I’ve been running a blog since 2009 called Balkan and Carpathian Musings whose posts reflect my experience first in Scotland, then in the last 25 years, in post-communist countries, of a range of efforts to develop what the jargon calls “institutional capacity”. The posts also relate my cultural experiences in Bulgaria and Romania over the past decade. I use blogpost.com and have a rather modest profile (about 100 clicks a day) and want to strengthen that profile – one of the possible ways is writing for the P2P Foundation which requires wordpress graphics…..hence this test….
Let me explain my motivation in more detail –
Since the late-60s, I’ve been involved in various forms of “development” efforts – first “community” and “urban/regional” development in Scotland (with a touch of organisational development) then, since 1990, “institutional” and “capacity” development in Central Europe and Asia. Now, however with many others, I question the very concept of development….Indeed the title I gave a little (autobiographical) book in 1995 was …. PUZZLING DEVELOPMENT (A few years later a collection of essays was called “In Transit- notes on good governance”)

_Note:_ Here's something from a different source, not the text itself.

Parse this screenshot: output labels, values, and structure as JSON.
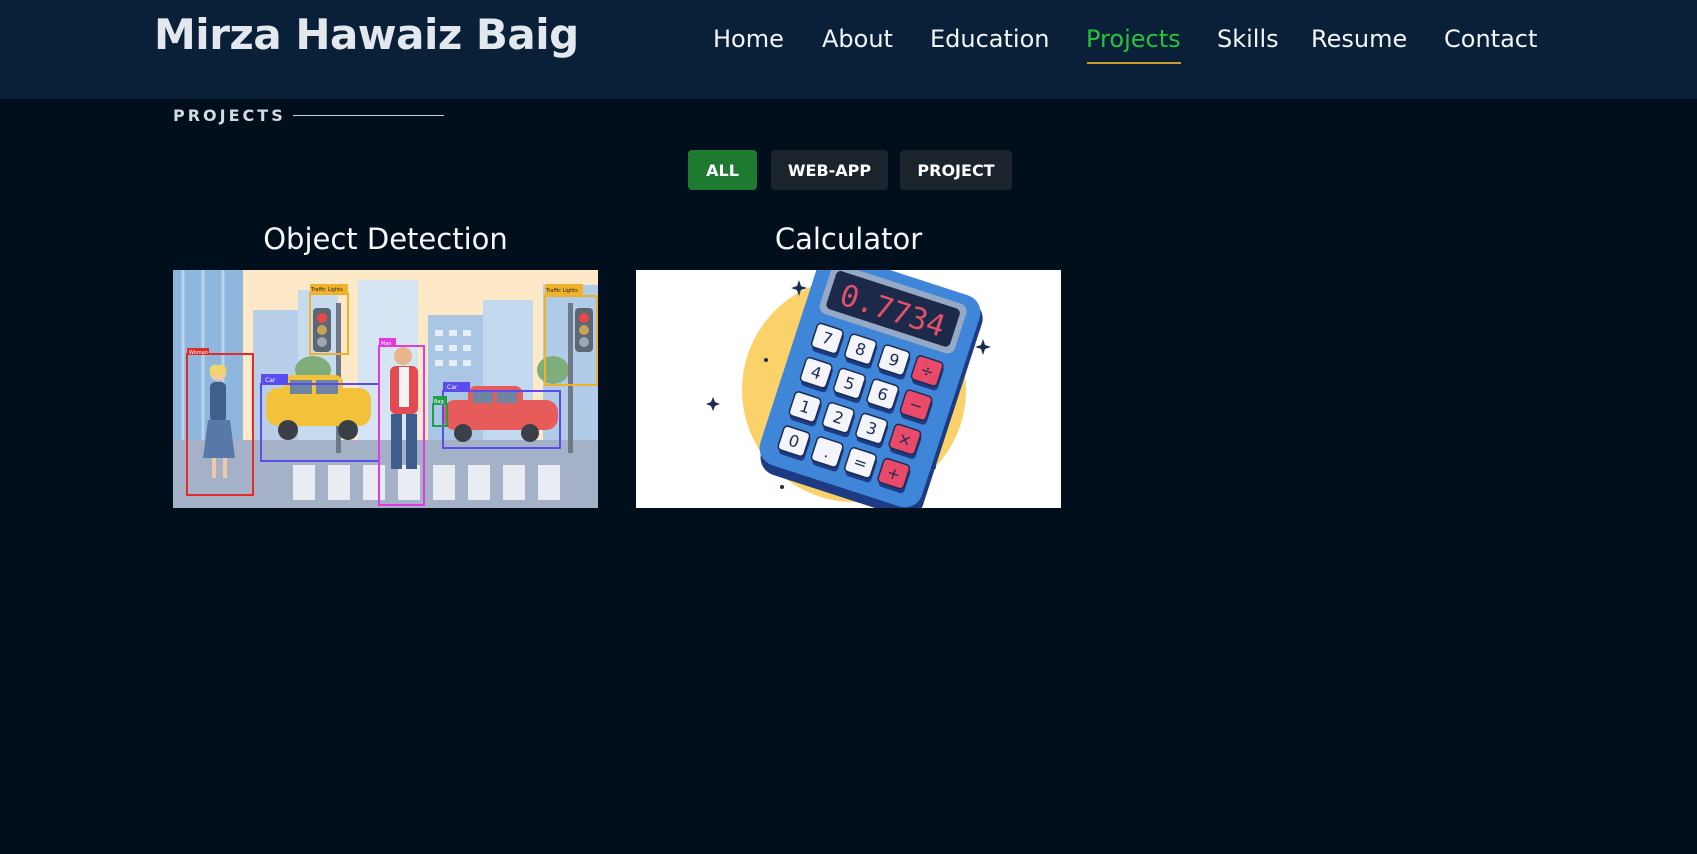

For the first 17 years I tried to straddle the worlds of teaching and politics – lacking the patience and discipline to keep my nose to the intellectual grindstone – choosing rather to be a “reflective doer”…..a chasing different types of butterfly which would variously take the shape of things such as social injustice, organisational malaise……..As a result I found myself for five years, from 1985, a full-time politician – occupying a strategic reform role but also developing my networking skills in Europe. This paid off when the Berlin Wall fell and I started to work as a consultant in the newly independent countries – basically learning new skills (and fields of knowledge) all during the 90s….
It was in 2000 that I began to feel deep unease about the direction societies with which I was familiar seemed to be taking – increasing privilege, systemic corruption, centralization, ecological destruction, “consumerism”, poverty, privatisation and a failure of European vision were the things I listed in a paper I circulated amongst friends in an effort to clarify where I should be putting my energies and resources when I found myself with more time. I itemized the people and organisations whose work I admired; regretted the lack of impact they were having; and then explored what channels we seemed to have for making more of an impact.
A decade later – after the bursting of the bubble – I returned to the subject and beefed up the paper – the results of which can be read at Draft Guide for the Perplexed
But full-time projects still required my attention in Central Asia and Bulgaria during that period when I was also articulating an increasingly sharp critique of the assumptions of the sort of development assistance I was seeing
With more time at my disposal from 2009, I started a blog about my various experiences – generally inspired (or angered) by an article or book I had read relating to my disparate interests in what we might call the field of “social endeavour” – and developed the habit of excerpting and including relevant hyperlinks.
As an avid reader for more than half a century, I have become more and more aware of the shortcomings of most recently-published non-fiction books. Their bibliographies may look impressive and their chapter headings riveting – but the books increasingly suffer, in my view, from the following sorts of deficiencies –
- They are written by academics – who write for students and other academics
- and lack “hands-on” experience of other worlds
- the author’s speciality indeed is a sub-discipline – eg financial economics
- the focus is a fashionable subject
- written with deadlines to meet commercial demands
- making claims to originality
- but failing to honour the google scholar adage of “standing on the shoulders of giants” (despite – perhaps even because of – the extensive bibliographies)
I now have a litmus test for any book which catches my eye – actually not one but three –
- Does it reveal in its preface/introduction and bibliography an intention to build on the best of what has been written before on the subject?
- Indeed does it clearly list and comment on what has been identified as the key reading and indicate why, despite such previous efforts, the author feels compelled to add to our reading burden??? And can you, the reader, identify any obvious gaps in that list?
- Can the author clearly demonstrate (eg in the introduction or opening chapter) that the book is the result of long thought and not just an inclination to jump on the latest bandwagon?
In autumn 2014 I was so fed up with the constant emphasis by reformist writers on the “novelty” of their particular interpretation – and their failure even to try to find common ground – that I set up a new website Mapping the Common Ground – ways of thinking about the crisis Its purpose was to try to archive key books and articles which would help those wanting to get some guidance around the impossibly confusing literature on social and organisational change ……see, for example, this section of the library